Robin Price (a 83), OS Lodge Secretary in OS Lodge regalia
OSS COM M I TTE E 2 018 PReSIdenT
Andrew Wingfield Digby
John Hargrove, Richard Green, Michael french
eXecuTIVe coMMITTee cHAiRMAn Stephen Rees-Williams HEADMASTER Dominic luckett HOn. TREASuRER Robin Brown SEcRETARY John Harden JOinT STAff REPRESEnTATiVES Matthew Jamieson and Sue Salmon
The Old Shirburnian Lodge The Lodge meets twice a year in London where we dine at the Oriental Club and once a year in Sherborne. We provide an opportunity for OS to be Freemasons, to donate to charitable causes, to support Sherborne School by sponsoring the Foundation Prize and Charity Prize at Commem and by continuing to broadcast the good name of the School. The Lodge was founded in the early 20th century and receives a mention in A B Gourlay’s A History of Sherborne School. In 1909, the Standing Committee of the Public School Lodges was founded by the Lodges of Sherborne, Westminster, Charterhouse, Cheltenham, and Clifton to promote and disseminate Public School Freemasonry. The Committee selected the title ‘Public School Lodges’ Council’ in 1936 and now has 33 public school lodge members. OS who are interested in joining, please email the OS Lodge Secretary via firstname.lastname@example.org
PilGRiMS REPRESEnTATiVE Stephen Rees-Williams OSGS REPRESEnTATiVE Patrick Macintosh OSSS REPRESEnTATiVE Angus cater SHERBORnE in THE cOMMuniTY REPRESEnTATiVE James nurton

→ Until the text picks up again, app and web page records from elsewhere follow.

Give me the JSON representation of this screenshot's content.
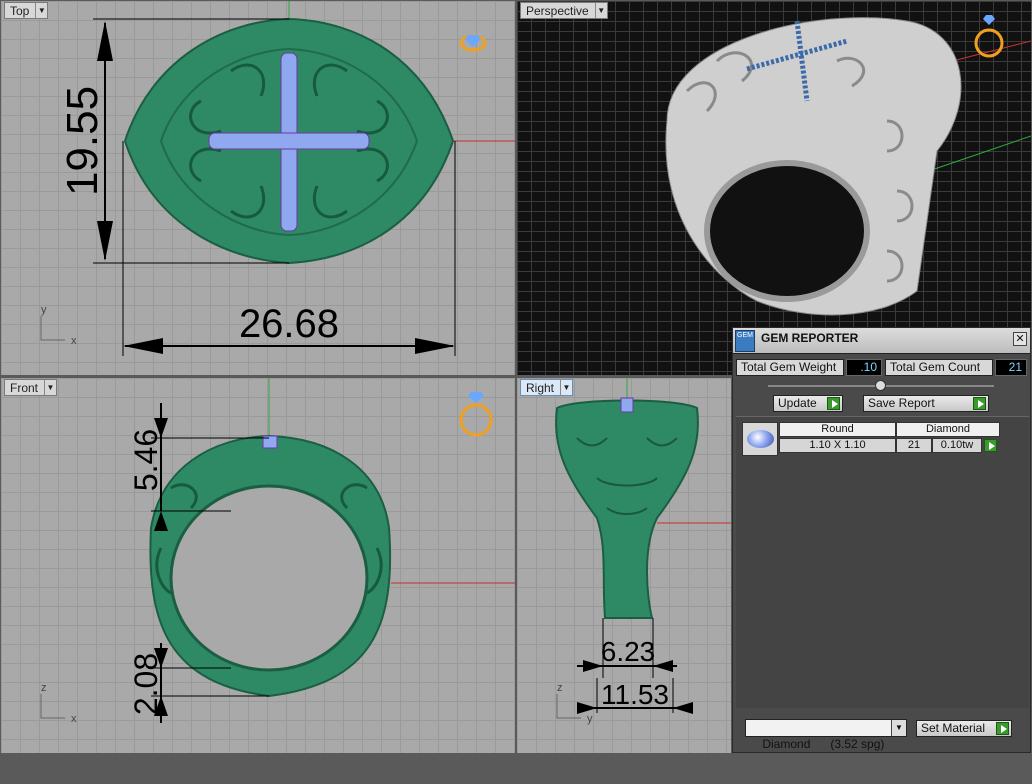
{
  "viewports": {
    "top": {
      "label": "Top",
      "dim_height": "19.55",
      "dim_width": "26.68",
      "axis_y": "y",
      "axis_x": "x"
    },
    "perspective": {
      "label": "Perspective"
    },
    "front": {
      "label": "Front",
      "dim_top": "5.46",
      "dim_bottom": "2.08",
      "axis_z": "z",
      "axis_x": "x"
    },
    "right": {
      "label": "Right",
      "dim_inner": "6.23",
      "dim_outer": "11.53",
      "axis_z": "z",
      "axis_y": "y"
    }
  },
  "gem_reporter": {
    "title": "GEM REPORTER",
    "logo_text": "GEM",
    "close": "✕",
    "total_weight_label": "Total Gem Weight",
    "total_weight_value": ".10",
    "total_count_label": "Total Gem Count",
    "total_count_value": "21",
    "update_label": "Update",
    "save_report_label": "Save Report",
    "table": {
      "header": [
        "Round",
        "Diamond"
      ],
      "row": {
        "size": "1.10 X 1.10",
        "count": "21",
        "weight": "0.10tw"
      }
    },
    "material_select": "Diamond      (3.52 spg)",
    "set_material_label": "Set Material"
  },
  "colors": {
    "ring_green": "#2e8a64",
    "ring_dark": "#1b5e44",
    "gem_blue": "#8fa8f0",
    "panel_bg": "#4a4a4a",
    "axis_red": "#c23030",
    "axis_green": "#2ea83a"
  }
}
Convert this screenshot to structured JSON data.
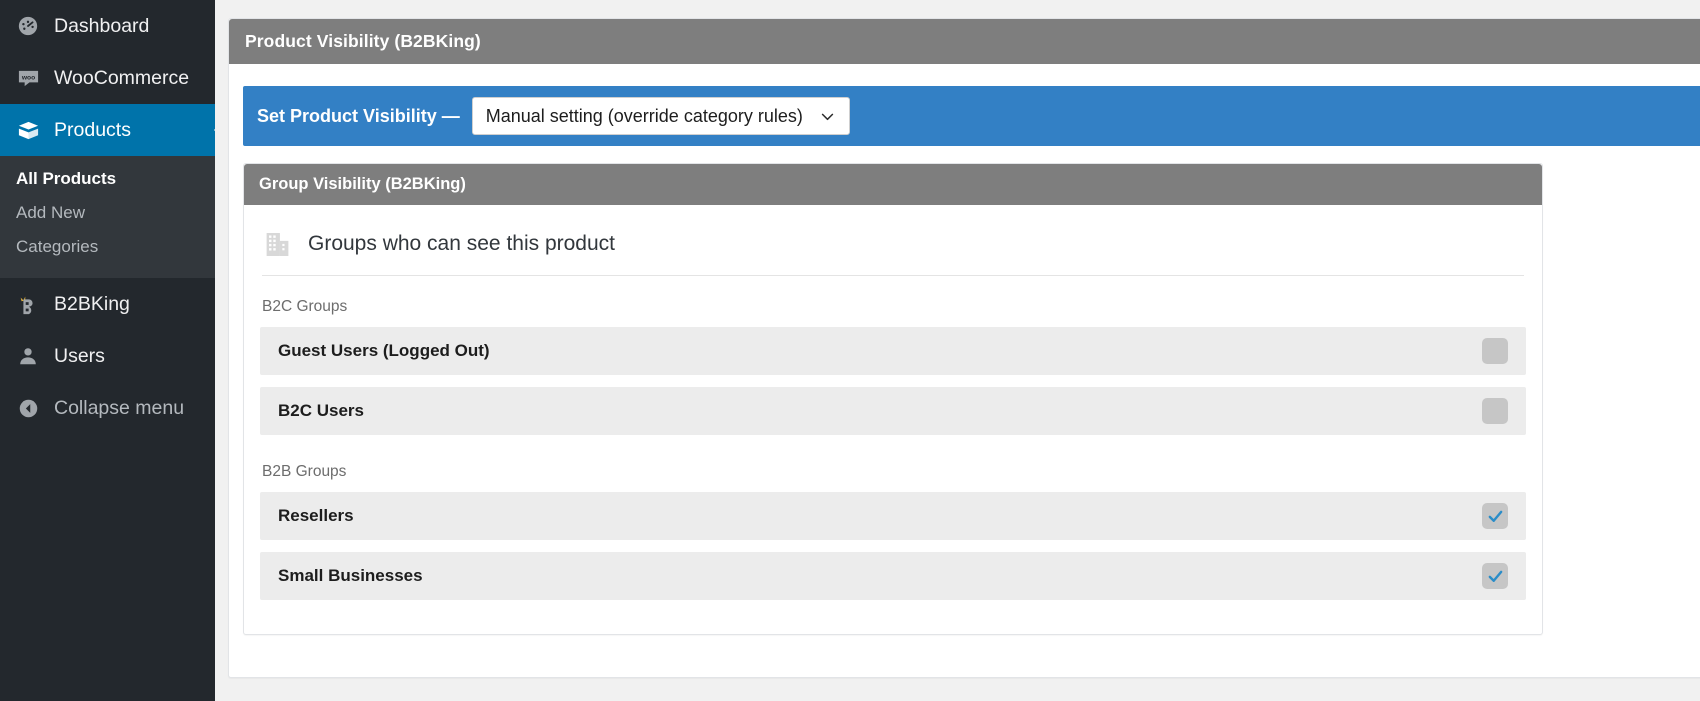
{
  "sidebar": {
    "items": [
      {
        "label": "Dashboard",
        "icon": "dashboard-icon",
        "current": false
      },
      {
        "label": "WooCommerce",
        "icon": "woocommerce-icon",
        "current": false
      },
      {
        "label": "Products",
        "icon": "products-box-icon",
        "current": true
      },
      {
        "label": "B2BKing",
        "icon": "b2bking-icon",
        "current": false
      },
      {
        "label": "Users",
        "icon": "users-icon",
        "current": false
      },
      {
        "label": "Collapse menu",
        "icon": "collapse-arrow-icon",
        "current": false
      }
    ],
    "submenu": [
      {
        "label": "All Products",
        "current": true
      },
      {
        "label": "Add New",
        "current": false
      },
      {
        "label": "Categories",
        "current": false
      }
    ]
  },
  "panel": {
    "title": "Product Visibility (B2BKing)",
    "visibility_bar": {
      "label": "Set Product Visibility —",
      "selected": "Manual setting (override category rules)",
      "chevron": "chevron-down-icon"
    },
    "inner": {
      "title": "Group Visibility (B2BKing)",
      "section_icon": "building-icon",
      "section_title": "Groups who can see this product",
      "sections": [
        {
          "label": "B2C Groups",
          "rows": [
            {
              "name": "Guest Users (Logged Out)",
              "checked": false
            },
            {
              "name": "B2C Users",
              "checked": false
            }
          ]
        },
        {
          "label": "B2B Groups",
          "rows": [
            {
              "name": "Resellers",
              "checked": true
            },
            {
              "name": "Small Businesses",
              "checked": true
            }
          ]
        }
      ]
    }
  },
  "colors": {
    "sidebar_bg": "#23282d",
    "sidebar_current": "#0073aa",
    "panel_header": "#7e7e7e",
    "accent_blue": "#3380c5",
    "check_blue": "#2b8dc8",
    "row_bg": "#ececec"
  }
}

cHAiRMAn Of finAncE & BuRSARY SuB-cOMMiTTEE Angus cater cATEGORY A REPRESEnTATiVE Edward Bridges cATEGORY B REPRESEnTATiVE Jimmy McKillop cATEGORY c REPRESEnTATiVE George Densham cATEGORY D REPRESEnTATiVE Theo irvine finAncE AnD BuRSARY SuB-cOMMiTTEE Angus cater (chairman) Robin Brown (Hon. Treasurer) John Hargrove (Trusteesâ€™ Representative) lucy Robins (Bursar) Matthew Jamieson and Sue Salmon (Joint Staff Representatives) John Harden (Secretary)